The novel thus ends with a victory of the Andean population over the social order, a triumph that is paralleled on the internal plane by Ernesto’s unreserved adherence to the Quechua ethos. His identification with the chicheras and the colonos against his own kind is much more than solidarity with the underprivileged, since his faith in the Quechuan values he has been raised to live by depends on the outcome of the conflict between the two ways of life. In more than one sense, his personal salvation hinges on the ability of the Quechua people to assert the validity of their culture by asserting themselves socially. With the victory of the colonos, Ernesto’s rooting is vindicated.
Nevertheless, the ending is somewhat ambiguous. Even if Ernesto appears to have resolved his inner conflict by embracing Quechua culture with complete faith in its effectiveness, he clearly faces a future full of tensions, since he must live by its values in the “alien” world of European dominance. Thus, somehow Deep Rivers is a sort of rite of passage novel that stops at the point of change, when a new stage is about to begin in the character’s evolution and growth.

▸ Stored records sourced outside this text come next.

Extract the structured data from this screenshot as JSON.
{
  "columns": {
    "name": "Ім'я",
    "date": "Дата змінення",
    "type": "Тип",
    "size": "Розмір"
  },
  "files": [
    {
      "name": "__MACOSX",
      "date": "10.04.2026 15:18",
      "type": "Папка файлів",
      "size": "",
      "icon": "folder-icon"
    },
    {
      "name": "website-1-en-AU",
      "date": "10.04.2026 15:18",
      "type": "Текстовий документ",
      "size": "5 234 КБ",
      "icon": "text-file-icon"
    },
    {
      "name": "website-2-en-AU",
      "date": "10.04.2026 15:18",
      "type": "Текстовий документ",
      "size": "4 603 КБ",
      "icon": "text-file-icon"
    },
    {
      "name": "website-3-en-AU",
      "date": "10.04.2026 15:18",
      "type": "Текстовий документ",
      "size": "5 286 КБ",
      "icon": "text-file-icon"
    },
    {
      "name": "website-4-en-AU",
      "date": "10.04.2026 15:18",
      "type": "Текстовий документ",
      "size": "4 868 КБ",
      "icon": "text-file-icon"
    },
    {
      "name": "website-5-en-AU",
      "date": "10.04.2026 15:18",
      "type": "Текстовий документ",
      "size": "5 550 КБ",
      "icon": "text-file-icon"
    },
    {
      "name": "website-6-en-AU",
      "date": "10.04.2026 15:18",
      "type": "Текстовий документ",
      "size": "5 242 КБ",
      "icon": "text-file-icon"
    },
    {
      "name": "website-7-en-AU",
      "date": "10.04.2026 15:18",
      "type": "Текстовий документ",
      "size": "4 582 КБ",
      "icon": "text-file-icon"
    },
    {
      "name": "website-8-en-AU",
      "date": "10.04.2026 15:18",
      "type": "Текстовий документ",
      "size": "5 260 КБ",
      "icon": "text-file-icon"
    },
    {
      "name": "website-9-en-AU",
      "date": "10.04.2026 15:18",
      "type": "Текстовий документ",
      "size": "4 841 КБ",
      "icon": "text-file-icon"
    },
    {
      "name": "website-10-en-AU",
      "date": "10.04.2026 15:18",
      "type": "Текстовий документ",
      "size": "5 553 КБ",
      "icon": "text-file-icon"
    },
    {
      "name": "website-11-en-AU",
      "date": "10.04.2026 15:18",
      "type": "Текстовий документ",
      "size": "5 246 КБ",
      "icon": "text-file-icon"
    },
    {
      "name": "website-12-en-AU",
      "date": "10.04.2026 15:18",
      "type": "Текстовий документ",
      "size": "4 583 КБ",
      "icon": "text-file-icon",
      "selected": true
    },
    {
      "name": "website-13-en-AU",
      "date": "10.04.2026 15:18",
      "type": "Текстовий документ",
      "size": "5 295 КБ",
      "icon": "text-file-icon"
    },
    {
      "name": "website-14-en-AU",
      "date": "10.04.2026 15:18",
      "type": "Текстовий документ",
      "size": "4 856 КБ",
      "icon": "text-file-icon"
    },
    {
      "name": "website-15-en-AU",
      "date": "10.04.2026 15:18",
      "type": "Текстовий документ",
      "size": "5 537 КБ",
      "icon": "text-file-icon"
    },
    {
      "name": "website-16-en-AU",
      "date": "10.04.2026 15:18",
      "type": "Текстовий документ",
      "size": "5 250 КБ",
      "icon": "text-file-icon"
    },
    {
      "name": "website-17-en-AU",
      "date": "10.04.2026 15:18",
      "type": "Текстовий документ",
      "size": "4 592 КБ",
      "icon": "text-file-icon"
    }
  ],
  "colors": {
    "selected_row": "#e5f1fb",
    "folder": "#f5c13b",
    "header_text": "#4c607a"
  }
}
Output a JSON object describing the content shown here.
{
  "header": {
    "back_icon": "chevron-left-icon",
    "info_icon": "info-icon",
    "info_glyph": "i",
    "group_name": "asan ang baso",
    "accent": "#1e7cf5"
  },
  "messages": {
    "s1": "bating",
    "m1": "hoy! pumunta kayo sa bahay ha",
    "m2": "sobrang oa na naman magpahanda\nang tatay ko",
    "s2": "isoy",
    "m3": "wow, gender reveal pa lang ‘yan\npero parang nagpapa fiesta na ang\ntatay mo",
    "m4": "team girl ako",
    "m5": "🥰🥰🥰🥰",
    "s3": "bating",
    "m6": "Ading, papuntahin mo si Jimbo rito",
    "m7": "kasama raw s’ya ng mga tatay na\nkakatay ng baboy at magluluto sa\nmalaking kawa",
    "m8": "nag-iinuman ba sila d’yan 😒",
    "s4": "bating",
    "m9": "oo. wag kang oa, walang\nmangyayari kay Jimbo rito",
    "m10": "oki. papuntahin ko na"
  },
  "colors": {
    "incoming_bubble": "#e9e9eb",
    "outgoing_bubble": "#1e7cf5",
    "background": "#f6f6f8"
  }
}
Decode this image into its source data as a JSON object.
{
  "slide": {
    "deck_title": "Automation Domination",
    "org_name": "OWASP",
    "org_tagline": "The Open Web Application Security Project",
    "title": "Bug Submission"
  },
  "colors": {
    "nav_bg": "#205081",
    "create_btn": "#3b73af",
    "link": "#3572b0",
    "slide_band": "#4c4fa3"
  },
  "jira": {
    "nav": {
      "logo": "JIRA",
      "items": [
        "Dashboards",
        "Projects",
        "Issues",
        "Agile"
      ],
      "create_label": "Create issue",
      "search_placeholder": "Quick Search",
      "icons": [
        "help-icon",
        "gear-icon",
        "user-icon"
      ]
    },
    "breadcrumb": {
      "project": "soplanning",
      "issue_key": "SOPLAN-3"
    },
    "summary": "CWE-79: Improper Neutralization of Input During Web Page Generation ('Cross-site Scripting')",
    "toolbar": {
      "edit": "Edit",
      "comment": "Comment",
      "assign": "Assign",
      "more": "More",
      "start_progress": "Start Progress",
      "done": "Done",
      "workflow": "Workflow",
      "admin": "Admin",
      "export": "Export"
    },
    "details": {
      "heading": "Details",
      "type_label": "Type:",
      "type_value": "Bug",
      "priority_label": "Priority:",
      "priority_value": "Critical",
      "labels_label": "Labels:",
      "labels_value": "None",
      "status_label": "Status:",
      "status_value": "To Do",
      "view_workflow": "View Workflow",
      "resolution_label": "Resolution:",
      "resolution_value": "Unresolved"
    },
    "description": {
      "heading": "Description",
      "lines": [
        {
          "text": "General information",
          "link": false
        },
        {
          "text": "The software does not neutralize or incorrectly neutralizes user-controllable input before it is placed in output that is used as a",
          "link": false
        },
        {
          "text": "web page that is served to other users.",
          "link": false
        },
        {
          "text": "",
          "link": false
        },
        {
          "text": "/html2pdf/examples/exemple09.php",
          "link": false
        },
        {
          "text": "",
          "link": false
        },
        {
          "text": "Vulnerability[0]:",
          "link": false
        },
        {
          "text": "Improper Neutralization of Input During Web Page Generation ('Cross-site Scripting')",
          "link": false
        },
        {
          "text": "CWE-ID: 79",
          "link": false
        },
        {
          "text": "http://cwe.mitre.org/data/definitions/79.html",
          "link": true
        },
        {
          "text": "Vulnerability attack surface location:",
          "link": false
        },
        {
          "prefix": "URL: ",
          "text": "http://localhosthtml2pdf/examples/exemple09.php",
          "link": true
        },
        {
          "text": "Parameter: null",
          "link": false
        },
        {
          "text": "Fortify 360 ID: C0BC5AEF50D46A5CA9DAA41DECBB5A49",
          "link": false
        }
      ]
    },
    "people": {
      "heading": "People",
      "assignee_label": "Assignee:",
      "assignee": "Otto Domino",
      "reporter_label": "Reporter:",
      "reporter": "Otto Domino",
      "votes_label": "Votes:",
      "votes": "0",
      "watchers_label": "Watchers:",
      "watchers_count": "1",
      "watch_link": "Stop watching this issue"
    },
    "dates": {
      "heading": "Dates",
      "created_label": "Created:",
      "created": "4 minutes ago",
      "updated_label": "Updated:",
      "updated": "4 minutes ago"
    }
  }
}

The end may be regarded as the utopian vision of a dystopian reality. At the same time, however, Ernesto’s deep faith in the Quechua culture reflects Arguedas’s own confidence in the ability of that culture not only to survive, but, with increasing migration to the cities of the coast, to spread beyond its traditional geographical boundaries, to permeate and change the character of Peruvian society as a whole.
It is rather difficult to find another Latin American novel that has come near the intensity with which Arguedas portrayed the indigenous and bicultural people in Deep Rivers, depicting their dual surroundings, profound knowledge of good and evil, and tragic sense of life as beautiful and yet undermined by sorrow, in addition to the deep love they feel for one another, for nature, and for the whole universe. In Arguedas’s view, indigenous Andean culture is not a static reality; on the contrary, it is pregnant with ideas of change and, hence, in a process of continuous redefinition with regard to its complex relationships to tradition and modernity.
Arguedas read and interpreted modernity from within Andean cultural reality. The author rejected the notion that the knowledge embodied in the Quechua oral culture—its music, rituals, and myths—is inferior to, or less valuable than, the knowledge associated with writing and reading in the Western tradition. His concept of literature is, for critics and readers alike, a fascinating and profoundly precious legacy.